Earlier that morning, workers removed the berm that had diverted the river into the temporary by-pass channel that had carried it around the Milltown Dam clean-up and restoration construction activities since 2007. This seventh and final diversion placed the Clark Fork River into the new channel constructed as part of the integrated remediation and restoration project at the Milltown Dam Superfund site.
“What started out as a dream — a clean and free-flowing river accessible to generations of Montanans — is now within our reach,” Attorney General Steve Bullock said. “There are a lot of people who made this possible, from the workers running the big equipment to state and federal staff who have devoted their entire careers to seeing this project through. They all deserve to be proud of the fine job they’ve done.”
The State of Montana’s channel and floodplain construction activities span about 13,000 feet upstream of where the Milltown Dam was located. Between 2007 and 2009, remediation activities led by the Environmental Protection Agency removed 2.6 million cubic yards of contaminated reservoir sediments. The State of Montana restoration activities, coordinated by the Natural Resource Damage Program, removed an additional 500,000 cubic yards of sediment from the reservoir.
“All the construction workers, equipment operators, scientists, engineers, project managers and designers working on this project deserve major credit for a job well done,” NRDP project manager Doug Martin noted. “They fit all the pieces of this huge, complex puzzle of a project together very nicely.”
Thursday also marked the official transfer of 415 acres of land owned by NorthWestern Energy Corporation to the State of Montana. The transfer of this land, which extends about 2.5 miles upriver from the former dam site, is part of the consideration NorthWestern is providing to the State to settle the State’s natural resource damage claim against the energy company.
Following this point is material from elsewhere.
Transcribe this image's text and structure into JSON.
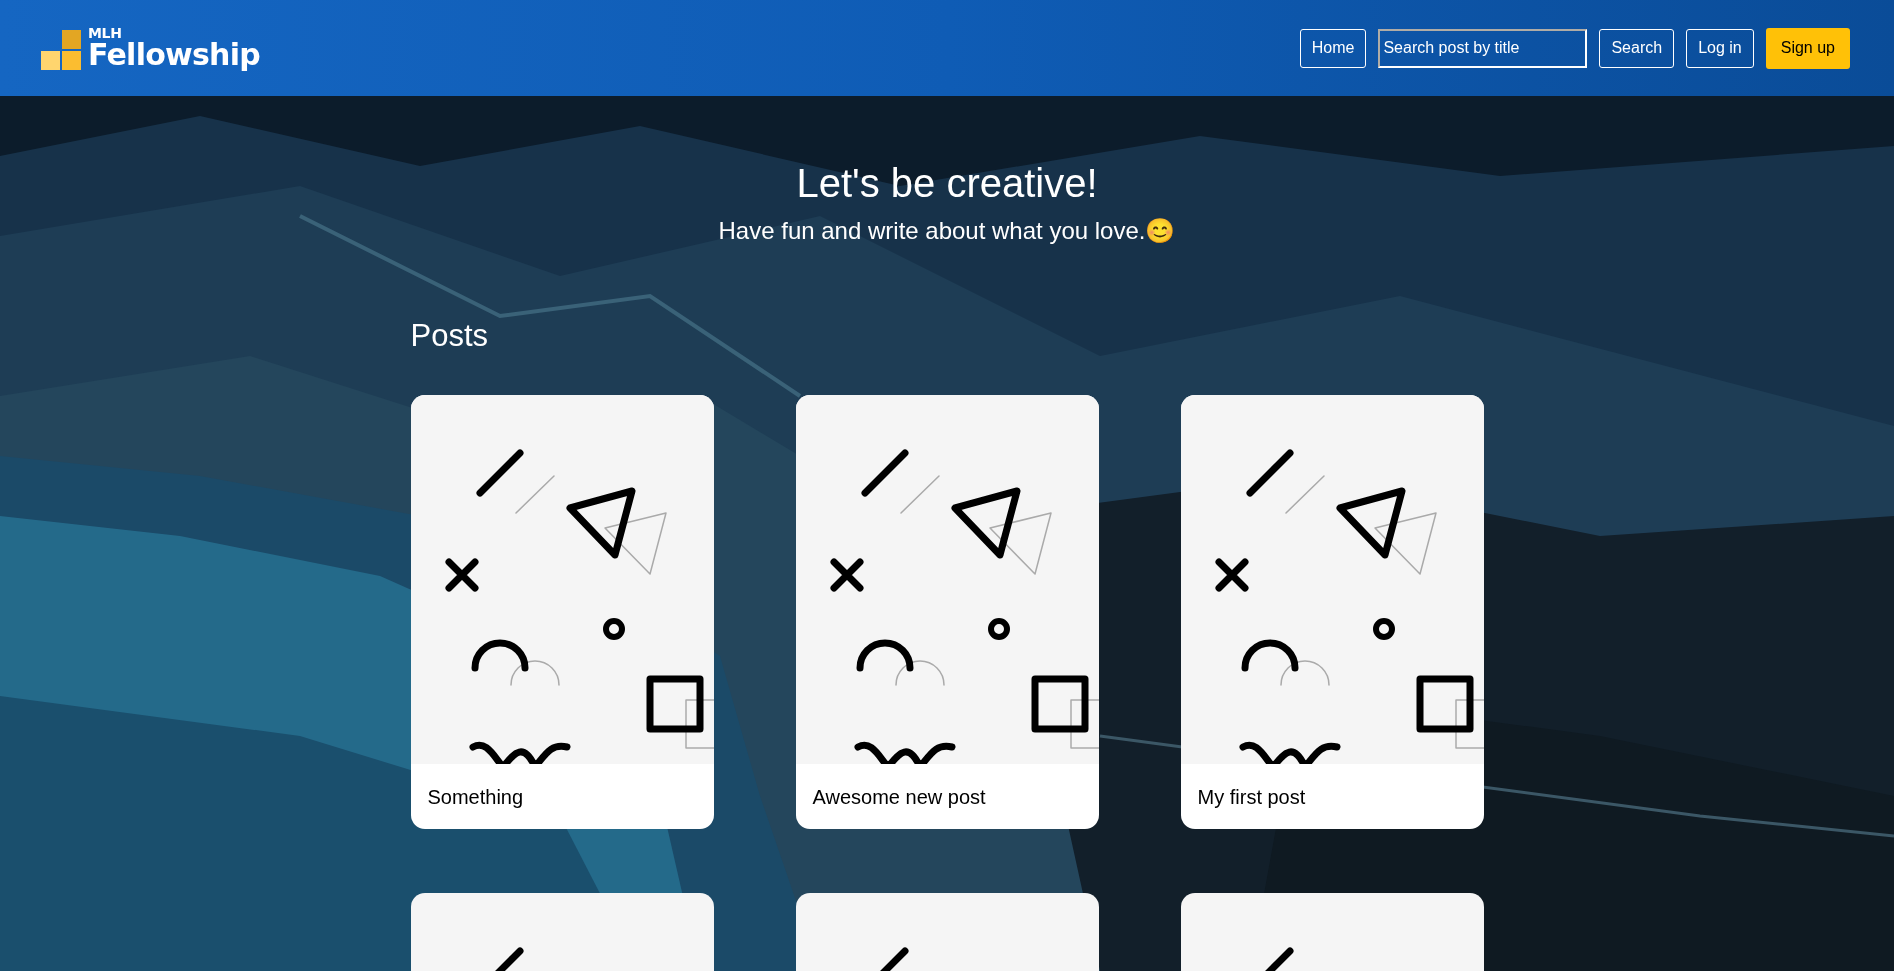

As part of this conveyance, and with EPA’s help, the State will receive Superfund liability protection for the land it is acquiring. After the restoration of the site is completed, this riverfront land will become the centerpiece of the State park the Department of Fish, Wildlife & Parks is planning for the Milltown site.
Julie DalSoglio, EPA Montana Office Director, praised today’s event saying, “By working together, the many players from state, tribal, federal, and local levels have accomplished more than any could have done alone. We are cleaning up the Milltown Superfund Site, restoring the wonderful Clark Fork River, and creating a legacy for future generations. In this holiday season, this is truly a gift for all.”
“This marks a major milestone in a world class remediation-restoration project that generations of Montanans will benefit from,” Department of Environmental Quality director Richard Opper said. “To the people who made this happen, I offer my thanks. To the Clark Fork River, I say “Welcome Home!”